(On a side note: As I drove through the entrance of Sante Fe Dam, the young lady who mans the booth only charged me half the entrance fee because I am a "senior citizen". And then at lunch, I went to El Pollo Loco and ordered a 2-piece combo to go. I was surprised when the cashier gave me more change from the twenty-dollar bill I gave her than I expected. Looking at the receipt, I noticed that she gave me a senior discount as well without me asking for it. And when I got home, lo and behold I got three pieces of chicken instead of two! I am not "yet" a senior citizen, I just look like one. And maybe that is a good thing.)
Anyway...Finally there were some report of unusual sightings at the Santa Fe Dam in Irwindale. So, Monday morning despite the kooky weather - it would be bright and sunny one moment then there would be thunder and drizzling the next, then sunny again, then gloomy -(Was I in the tropics??) I visited the place. I birded the usual spots and saw the usual birds. The numerous species listed in the report were nowhere to be found. I searched high and low and still could not locate the Clay-colored Sparrow and the Solitary Sandpiper (my new nemesis bird), both would-be lifers for me. After four hours of fruitless pursuit and gallons of sweat - it was humid even when it was drizzling - I called it a day. It was not a total disaster as I saw some neat birds, only they were not new to me.

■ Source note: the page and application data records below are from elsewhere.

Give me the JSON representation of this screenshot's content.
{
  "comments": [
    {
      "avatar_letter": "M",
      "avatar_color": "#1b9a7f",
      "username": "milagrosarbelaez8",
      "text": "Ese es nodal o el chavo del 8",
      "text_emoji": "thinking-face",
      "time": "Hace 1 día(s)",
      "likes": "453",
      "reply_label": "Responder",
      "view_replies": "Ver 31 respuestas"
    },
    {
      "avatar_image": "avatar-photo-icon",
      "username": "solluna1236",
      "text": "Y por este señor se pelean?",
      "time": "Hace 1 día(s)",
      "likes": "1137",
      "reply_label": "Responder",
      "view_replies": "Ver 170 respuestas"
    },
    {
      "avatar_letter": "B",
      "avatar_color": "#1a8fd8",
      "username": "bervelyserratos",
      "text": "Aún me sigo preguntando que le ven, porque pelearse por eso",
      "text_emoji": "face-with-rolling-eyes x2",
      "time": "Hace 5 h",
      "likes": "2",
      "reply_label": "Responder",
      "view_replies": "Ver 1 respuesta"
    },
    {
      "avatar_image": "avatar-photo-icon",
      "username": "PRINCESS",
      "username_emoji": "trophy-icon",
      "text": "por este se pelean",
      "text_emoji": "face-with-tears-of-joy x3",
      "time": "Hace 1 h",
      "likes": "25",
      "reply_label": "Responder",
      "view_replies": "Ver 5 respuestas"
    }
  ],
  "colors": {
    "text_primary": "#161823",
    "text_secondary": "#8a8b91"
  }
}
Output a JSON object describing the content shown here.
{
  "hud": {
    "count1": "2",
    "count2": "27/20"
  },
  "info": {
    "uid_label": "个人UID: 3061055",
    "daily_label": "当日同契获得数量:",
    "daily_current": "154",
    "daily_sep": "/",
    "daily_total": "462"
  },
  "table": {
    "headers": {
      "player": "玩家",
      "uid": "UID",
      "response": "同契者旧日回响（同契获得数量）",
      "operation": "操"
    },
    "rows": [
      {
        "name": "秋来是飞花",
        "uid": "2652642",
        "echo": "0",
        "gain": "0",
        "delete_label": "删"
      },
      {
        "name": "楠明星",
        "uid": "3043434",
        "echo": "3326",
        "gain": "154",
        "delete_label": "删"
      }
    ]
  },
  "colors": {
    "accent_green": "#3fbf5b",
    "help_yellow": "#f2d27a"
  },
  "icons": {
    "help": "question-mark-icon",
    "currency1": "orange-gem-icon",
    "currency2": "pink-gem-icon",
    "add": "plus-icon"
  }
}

That night I emailed the birder who posted the Santa Fe Dam sightings and requested for specific directions. Andrew Lee replied with a very detailed description of how to get to his birding site.
Wednesday morning, I was back at Santa Fe Dam. I wasted no time hitting the trail that Andrew mentioned. And according to his description, as soon as the grass became greener, the place became birdier. (And I thought it was just a cliche). Sparrows were flying back and forth across the trail, most of which were Song Sparrows, with a few Lincoln's thrown in. But no Clay-colored.
Part of the trail had some water and mud and as I contemplated whether to go through it or not, I was startled by a flash of red on my left. I turned and almost came face to face with an Orange Bishop (the official name actually is Northern Red Bishop). Woohoo! This lovely species gave me and my wife (and then me and my friend, Tom Starcic also) such a hard time at the Eaton Canyon Wash. I have given up hope of ever getting a good picture of this colorful exotic bird. And now, this was redemption!
At about 9 am, the temperature climbed unbelievably high. Birds were now by the patch of water and started to bathe. Throngs of Song Sparrows dominated the refreshing pool. Some Savannah Sparrows joined in as well. Still no Clay-colored. Then one of the Savannahs started chasing a sparrow-like bird with a bright red beak. The distraught tiny brown bird landed on a branch not too far from me and as I gave it a good look, I knew that I just had my 79th lifer for the year. It was another exotic bird - a female Pin-tailed Whydah (aka Widow).
Having had my fill of exotics, I traversed the muddy trail to where the "pond" was and where hopefully, the Solitary Sandpiper still hangs. Except for scads of Killdeer, no sandpiper of any kind was present.
Now soaking in sweat, I thought it wise to turn back and just count my blessings with at least one lifer and a close encounter with a feathered bishop.